Skipping each picture, output the entries exactly as they stand below.

* **Web page and app entries**:

== Segment start ==

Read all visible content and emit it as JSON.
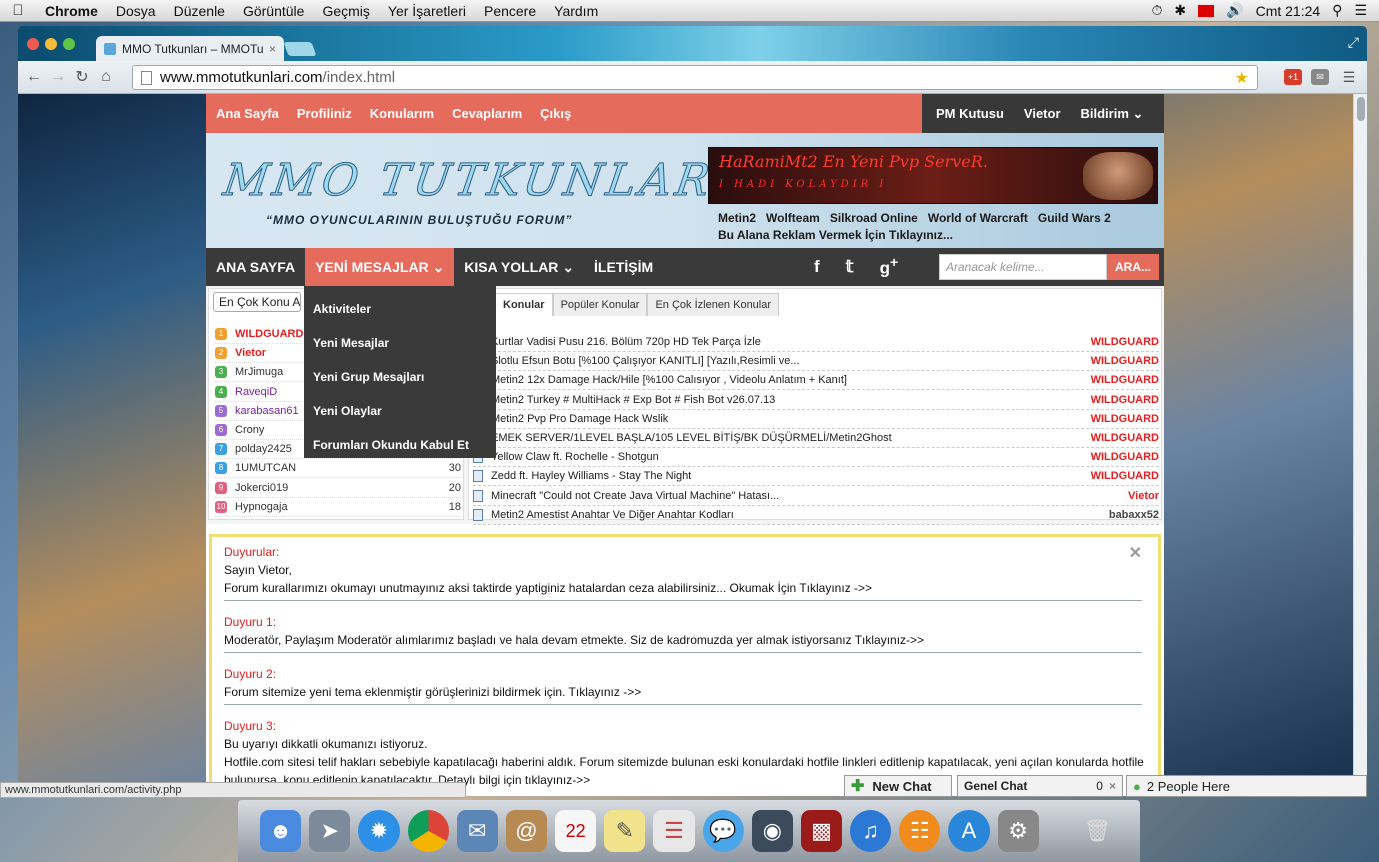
{
  "menubar": {
    "apple": "",
    "items": [
      "Chrome",
      "Dosya",
      "Düzenle",
      "Görüntüle",
      "Geçmiş",
      "Yer İşaretleri",
      "Pencere",
      "Yardım"
    ],
    "clock": "Cmt 21:24"
  },
  "browser": {
    "tab_title": "MMO Tutkunları – MMOTu",
    "url_domain": "www.mmotutkunlari.com",
    "url_path": "/index.html",
    "status_url": "www.mmotutkunlari.com/activity.php"
  },
  "site": {
    "topnav_left": [
      "Ana Sayfa",
      "Profiliniz",
      "Konularım",
      "Cevaplarım",
      "Çıkış"
    ],
    "topnav_right": {
      "pm": "PM Kutusu",
      "user": "Vietor",
      "notify": "Bildirim"
    },
    "logo": "MMO TUTKUNLARI",
    "slogan": "“MMO OYUNCULARININ BULUŞTUĞU FORUM”",
    "banner_title": "HaRamiMt2 En Yeni Pvp ServeR.",
    "banner_sub": "I HADI KOLAYDIR I",
    "game_links": [
      "Metin2",
      "Wolfteam",
      "Silkroad Online",
      "World of Warcraft",
      "Guild Wars 2"
    ],
    "ad_text": "Bu Alana Reklam Vermek İçin Tıklayınız...",
    "mainnav": [
      "ANA SAYFA",
      "YENİ MESAJLAR",
      "KISA YOLLAR",
      "İLETİŞİM"
    ],
    "search_placeholder": "Aranacak kelime...",
    "search_button": "ARA...",
    "dropdown": [
      "Aktiviteler",
      "Yeni Mesajlar",
      "Yeni Grup Mesajları",
      "Yeni Olaylar",
      "Forumları Okundu Kabul Et"
    ],
    "top_select": "En Çok Konu A",
    "users": [
      {
        "rank": "1",
        "name": "WILDGUARD",
        "count": "",
        "color": "#e52020",
        "badge": "#f0a030"
      },
      {
        "rank": "2",
        "name": "Vietor",
        "count": "",
        "color": "#e52020",
        "badge": "#f0a030"
      },
      {
        "rank": "3",
        "name": "MrJimuga",
        "count": "",
        "color": "#333",
        "badge": "#4caf50"
      },
      {
        "rank": "4",
        "name": "RaveqiD",
        "count": "",
        "color": "#7a1fa2",
        "badge": "#4caf50"
      },
      {
        "rank": "5",
        "name": "karabasan61",
        "count": "",
        "color": "#7a1fa2",
        "badge": "#9c6ad0"
      },
      {
        "rank": "6",
        "name": "Crony",
        "count": "",
        "color": "#333",
        "badge": "#9c6ad0"
      },
      {
        "rank": "7",
        "name": "polday2425",
        "count": "",
        "color": "#333",
        "badge": "#3aa0e0"
      },
      {
        "rank": "8",
        "name": "1UMUTCAN",
        "count": "30",
        "color": "#333",
        "badge": "#3aa0e0"
      },
      {
        "rank": "9",
        "name": "Jokerci019",
        "count": "20",
        "color": "#333",
        "badge": "#e06080"
      },
      {
        "rank": "10",
        "name": "Hypnogaja",
        "count": "18",
        "color": "#333",
        "badge": "#e06080"
      }
    ],
    "topic_tabs": [
      "Konular",
      "Popüler Konular",
      "En Çok İzlenen Konular"
    ],
    "topics": [
      {
        "title": "Kurtlar Vadisi Pusu 216. Bölüm 720p HD Tek Parça İzle",
        "author": "WILDGUARD"
      },
      {
        "title": "Slotlu Efsun Botu [%100 Çalışıyor KANITLI] [Yazılı,Resimli ve...",
        "author": "WILDGUARD"
      },
      {
        "title": "Metin2 12x Damage Hack/Hile [%100 Calısıyor , Videolu Anlatım + Kanıt]",
        "author": "WILDGUARD"
      },
      {
        "title": "Metin2 Turkey # MultiHack # Exp Bot # Fish Bot v26.07.13",
        "author": "WILDGUARD"
      },
      {
        "title": "Metin2 Pvp Pro Damage Hack Wslik",
        "author": "WILDGUARD"
      },
      {
        "title": "EMEK SERVER/1LEVEL BAŞLA/105 LEVEL BİTİŞ/BK DÜŞÜRMELİ/Metin2Ghost",
        "author": "WILDGUARD"
      },
      {
        "title": "Yellow Claw ft. Rochelle - Shotgun",
        "author": "WILDGUARD"
      },
      {
        "title": "Zedd ft. Hayley Williams - Stay The Night",
        "author": "WILDGUARD"
      },
      {
        "title": "Minecraft \"Could not Create Java Virtual Machine\" Hatası...",
        "author": "Vietor"
      },
      {
        "title": "Metin2 Amestist Anahtar Ve Diğer Anahtar Kodları",
        "author": "babaxx52"
      }
    ],
    "announcements": {
      "heading": "Duyurular:",
      "greeting": "Sayın Vietor,",
      "intro": "Forum kurallarımızı okumayı unutmayınız aksi taktirde yaptiginiz hatalardan ceza alabilirsiniz... Okumak İçin Tıklayınız ->>",
      "d1_h": "Duyuru 1:",
      "d1": "Moderatör, Paylaşım Moderatör alımlarımız başladı ve hala devam etmekte. Siz de kadromuzda yer almak istiyorsanız Tıklayınız->>",
      "d2_h": "Duyuru 2:",
      "d2": "Forum sitemize yeni tema eklenmiştir görüşlerinizi bildirmek için. Tıklayınız ->>",
      "d3_h": "Duyuru 3:",
      "d3a": "Bu uyarıyı dikkatli okumanızı istiyoruz.",
      "d3b": "Hotfile.com sitesi telif hakları sebebiyle kapatılacağı haberini aldık. Forum sitemizde bulunan eski konulardaki hotfile linkleri editlenip kapatılacak, yeni açılan konularda hotfile linki",
      "d3c": "bulunursa, konu editlenip kapatılacaktır. Detaylı bilgi için tıklayınız->>"
    }
  },
  "chat": {
    "new_chat": "New Chat",
    "genel": "Genel Chat",
    "genel_count": "0",
    "people": "2 People Here"
  },
  "colors": {
    "accent": "#e56b5c",
    "dark": "#3a3a3a",
    "alert_red": "#e52020",
    "announce_border": "#f1df72"
  }
}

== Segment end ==

* **Answer to this exercise**:
Read all visible content and emit it as JSON.
{
  "menubar": {
    "apple": "",
    "items": [
      "Chrome",
      "Dosya",
      "Düzenle",
      "Görüntüle",
      "Geçmiş",
      "Yer İşaretleri",
      "Pencere",
      "Yardım"
    ],
    "clock": "Cmt 21:24"
  },
  "browser": {
    "tab_title": "MMO Tutkunları – MMOTu",
    "url_domain": "www.mmotutkunlari.com",
    "url_path": "/index.html",
    "status_url": "www.mmotutkunlari.com/activity.php"
  },
  "site": {
    "topnav_left": [
      "Ana Sayfa",
      "Profiliniz",
      "Konularım",
      "Cevaplarım",
      "Çıkış"
    ],
    "topnav_right": {
      "pm": "PM Kutusu",
      "user": "Vietor",
      "notify": "Bildirim"
    },
    "logo": "MMO TUTKUNLARI",
    "slogan": "“MMO OYUNCULARININ BULUŞTUĞU FORUM”",
    "banner_title": "HaRamiMt2 En Yeni Pvp ServeR.",
    "banner_sub": "I HADI KOLAYDIR I",
    "game_links": [
      "Metin2",
      "Wolfteam",
      "Silkroad Online",
      "World of Warcraft",
      "Guild Wars 2"
    ],
    "ad_text": "Bu Alana Reklam Vermek İçin Tıklayınız...",
    "mainnav": [
      "ANA SAYFA",
      "YENİ MESAJLAR",
      "KISA YOLLAR",
      "İLETİŞİM"
    ],
    "search_placeholder": "Aranacak kelime...",
    "search_button": "ARA...",
    "dropdown": [
      "Aktiviteler",
      "Yeni Mesajlar",
      "Yeni Grup Mesajları",
      "Yeni Olaylar",
      "Forumları Okundu Kabul Et"
    ],
    "top_select": "En Çok Konu A",
    "users": [
      {
        "rank": "1",
        "name": "WILDGUARD",
        "count": "",
        "color": "#e52020",
        "badge": "#f0a030"
      },
      {
        "rank": "2",
        "name": "Vietor",
        "count": "",
        "color": "#e52020",
        "badge": "#f0a030"
      },
      {
        "rank": "3",
        "name": "MrJimuga",
        "count": "",
        "color": "#333",
        "badge": "#4caf50"
      },
      {
        "rank": "4",
        "name": "RaveqiD",
        "count": "",
        "color": "#7a1fa2",
        "badge": "#4caf50"
      },
      {
        "rank": "5",
        "name": "karabasan61",
        "count": "",
        "color": "#7a1fa2",
        "badge": "#9c6ad0"
      },
      {
        "rank": "6",
        "name": "Crony",
        "count": "",
        "color": "#333",
        "badge": "#9c6ad0"
      },
      {
        "rank": "7",
        "name": "polday2425",
        "count": "",
        "color": "#333",
        "badge": "#3aa0e0"
      },
      {
        "rank": "8",
        "name": "1UMUTCAN",
        "count": "30",
        "color": "#333",
        "badge": "#3aa0e0"
      },
      {
        "rank": "9",
        "name": "Jokerci019",
        "count": "20",
        "color": "#333",
        "badge": "#e06080"
      },
      {
        "rank": "10",
        "name": "Hypnogaja",
        "count": "18",
        "color": "#333",
        "badge": "#e06080"
      }
    ],
    "topic_tabs": [
      "Konular",
      "Popüler Konular",
      "En Çok İzlenen Konular"
    ],
    "topics": [
      {
        "title": "Kurtlar Vadisi Pusu 216. Bölüm 720p HD Tek Parça İzle",
        "author": "WILDGUARD"
      },
      {
        "title": "Slotlu Efsun Botu [%100 Çalışıyor KANITLI] [Yazılı,Resimli ve...",
        "author": "WILDGUARD"
      },
      {
        "title": "Metin2 12x Damage Hack/Hile [%100 Calısıyor , Videolu Anlatım + Kanıt]",
        "author": "WILDGUARD"
      },
      {
        "title": "Metin2 Turkey # MultiHack # Exp Bot # Fish Bot v26.07.13",
        "author": "WILDGUARD"
      },
      {
        "title": "Metin2 Pvp Pro Damage Hack Wslik",
        "author": "WILDGUARD"
      },
      {
        "title": "EMEK SERVER/1LEVEL BAŞLA/105 LEVEL BİTİŞ/BK DÜŞÜRMELİ/Metin2Ghost",
        "author": "WILDGUARD"
      },
      {
        "title": "Yellow Claw ft. Rochelle - Shotgun",
        "author": "WILDGUARD"
      },
      {
        "title": "Zedd ft. Hayley Williams - Stay The Night",
        "author": "WILDGUARD"
      },
      {
        "title": "Minecraft \"Could not Create Java Virtual Machine\" Hatası...",
        "author": "Vietor"
      },
      {
        "title": "Metin2 Amestist Anahtar Ve Diğer Anahtar Kodları",
        "author": "babaxx52"
      }
    ],
    "announcements": {
      "heading": "Duyurular:",
      "greeting": "Sayın Vietor,",
      "intro": "Forum kurallarımızı okumayı unutmayınız aksi taktirde yaptiginiz hatalardan ceza alabilirsiniz... Okumak İçin Tıklayınız ->>",
      "d1_h": "Duyuru 1:",
      "d1": "Moderatör, Paylaşım Moderatör alımlarımız başladı ve hala devam etmekte. Siz de kadromuzda yer almak istiyorsanız Tıklayınız->>",
      "d2_h": "Duyuru 2:",
      "d2": "Forum sitemize yeni tema eklenmiştir görüşlerinizi bildirmek için. Tıklayınız ->>",
      "d3_h": "Duyuru 3:",
      "d3a": "Bu uyarıyı dikkatli okumanızı istiyoruz.",
      "d3b": "Hotfile.com sitesi telif hakları sebebiyle kapatılacağı haberini aldık. Forum sitemizde bulunan eski konulardaki hotfile linkleri editlenip kapatılacak, yeni açılan konularda hotfile linki",
      "d3c": "bulunursa, konu editlenip kapatılacaktır. Detaylı bilgi için tıklayınız->>"
    }
  },
  "chat": {
    "new_chat": "New Chat",
    "genel": "Genel Chat",
    "genel_count": "0",
    "people": "2 People Here"
  },
  "colors": {
    "accent": "#e56b5c",
    "dark": "#3a3a3a",
    "alert_red": "#e52020",
    "announce_border": "#f1df72"
  }
}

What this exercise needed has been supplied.